roughly 39 percent of these small loans in 1997, even though they
controlled only 17 percent of the banking assets in the district.
Indeed, about 60 percent of the loans made by the small banks fell
into the under $100,000 level in contrast to banks with assets over
$1 billion that had 25 percent of their business loans in that category.
Spotlight on outsider loans
Analysis of the CRA data indicates that about 10 percent of the small
business loans made in the Ninth District came from banks with no branches
in the district. Utah is responsible for most of the out-of-district lending,
with an affiliate of American Express accounting for almost 1 percent
of the total small business loans made in the Ninth District (see table).
The activity of a credit card issuer in this field is not surprising,
as the new technologies used to make the small business loans have roots
in credit card lending. In addition, Wells Fargo, a well-known user of
the new small business technology, made about $30 million of the smallest
business loans in the Ninth District in 1997.
Of course, the Ninth District is a fairly large definition of
a market. While it is beyond the scope of this article, this data-along
with clever computer programming-will allow analysts to determine
how many loans made in Duluth, Minn., for example, were made by
banks without a branch in that city but with branches in Minneapolis.
This new data thus has implications for merger analysis. Government
analysts are interested in knowing how a merger of two banks in
the same market will affect the availability of credit to small
firms in that market. Now analysts can consider this question knowing
if local firms already received many of their bank loans from distant
In any case, the 1997 data creates a baseline against which we
can evaluate big picture trends in outside market lending. The data
will also allow for exploration of more narrow trends. Will, for
example, the merger of Wells Fargo and Norwest increase the use
of preapproved small business loan applications in the Ninth District?

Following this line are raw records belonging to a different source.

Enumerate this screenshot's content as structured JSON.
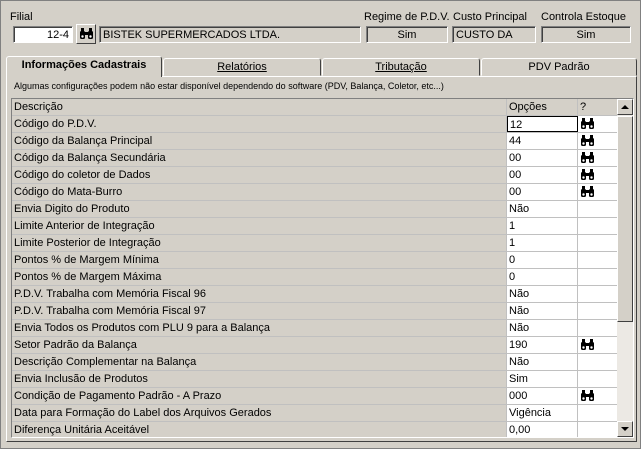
{
  "header": {
    "filial_label": "Filial",
    "filial_code": "12-4",
    "filial_name": "BISTEK SUPERMERCADOS LTDA.",
    "regime_label": "Regime de P.D.V.",
    "regime_value": "Sim",
    "custo_label": "Custo Principal",
    "custo_value": "CUSTO DA",
    "controla_label": "Controla Estoque",
    "controla_value": "Sim"
  },
  "tabs": [
    {
      "label": "Informações Cadastrais"
    },
    {
      "label": "Relatórios"
    },
    {
      "label": "Tributação"
    },
    {
      "label": "PDV Padrão"
    }
  ],
  "note": "Algumas configurações podem não estar disponível dependendo do software (PDV, Balança, Coletor, etc...)",
  "grid": {
    "columns": [
      "Descrição",
      "Opções",
      "?"
    ],
    "rows": [
      {
        "desc": "Código do P.D.V.",
        "value": "12",
        "lookup": true
      },
      {
        "desc": "Código da Balança Principal",
        "value": "44",
        "lookup": true
      },
      {
        "desc": "Código da Balança Secundária",
        "value": "00",
        "lookup": true
      },
      {
        "desc": "Código do coletor de Dados",
        "value": "00",
        "lookup": true
      },
      {
        "desc": "Código do Mata-Burro",
        "value": "00",
        "lookup": true
      },
      {
        "desc": "Envia Digito do Produto",
        "value": "Não",
        "lookup": false
      },
      {
        "desc": "Limite Anterior de Integração",
        "value": "1",
        "lookup": false
      },
      {
        "desc": "Limite Posterior de Integração",
        "value": "1",
        "lookup": false
      },
      {
        "desc": "Pontos % de Margem Mínima",
        "value": "0",
        "lookup": false
      },
      {
        "desc": "Pontos % de Margem Máxima",
        "value": "0",
        "lookup": false
      },
      {
        "desc": "P.D.V. Trabalha com Memória Fiscal 96",
        "value": "Não",
        "lookup": false
      },
      {
        "desc": "P.D.V. Trabalha com Memória Fiscal 97",
        "value": "Não",
        "lookup": false
      },
      {
        "desc": "Envia Todos os Produtos com PLU 9 para a Balança",
        "value": "Não",
        "lookup": false
      },
      {
        "desc": "Setor Padrão da Balança",
        "value": "190",
        "lookup": true
      },
      {
        "desc": "Descrição Complementar na Balança",
        "value": "Não",
        "lookup": false
      },
      {
        "desc": "Envia Inclusão de Produtos",
        "value": "Sim",
        "lookup": false
      },
      {
        "desc": "Condição de Pagamento Padrão - A Prazo",
        "value": "000",
        "lookup": true
      },
      {
        "desc": "Data para Formação do Label dos Arquivos Gerados",
        "value": "Vigência",
        "lookup": false
      },
      {
        "desc": "Diferença Unitária Aceitável",
        "value": "0,00",
        "lookup": false
      }
    ]
  },
  "icons": {
    "lookup": "binoculars-icon",
    "scroll_up": "scroll-up-arrow-icon",
    "scroll_down": "scroll-down-arrow-icon"
  }
}
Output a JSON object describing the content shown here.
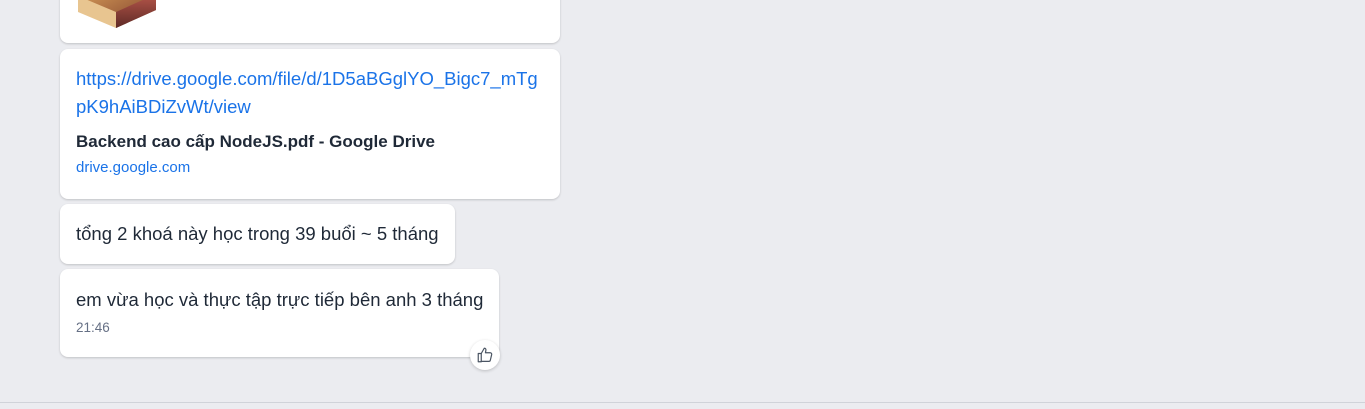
{
  "messages": {
    "image_attachment": {
      "icon": "winrar-archive-icon"
    },
    "link_preview": {
      "url": "https://drive.google.com/file/d/1D5aBGglYO_Bigc7_mTgpK9hAiBDiZvWt/view",
      "title": "Backend cao cấp NodeJS.pdf - Google Drive",
      "domain": "drive.google.com"
    },
    "text_1": "tổng 2 khoá này học trong 39 buổi ~ 5 tháng",
    "text_2": "em vừa học và thực tập trực tiếp bên anh 3 tháng",
    "text_2_time": "21:46"
  },
  "reaction": {
    "icon": "thumbs-up-icon"
  },
  "colors": {
    "background": "#ebecf0",
    "bubble": "#ffffff",
    "link": "#1a73e8",
    "text": "#1f2937",
    "timestamp": "#667085"
  }
}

Only time and the new data will tell.
|Home States of non-Ninth District Lenders Making Small Business
Loans in the Ninth District in 1997
||Amount of Small Business Loans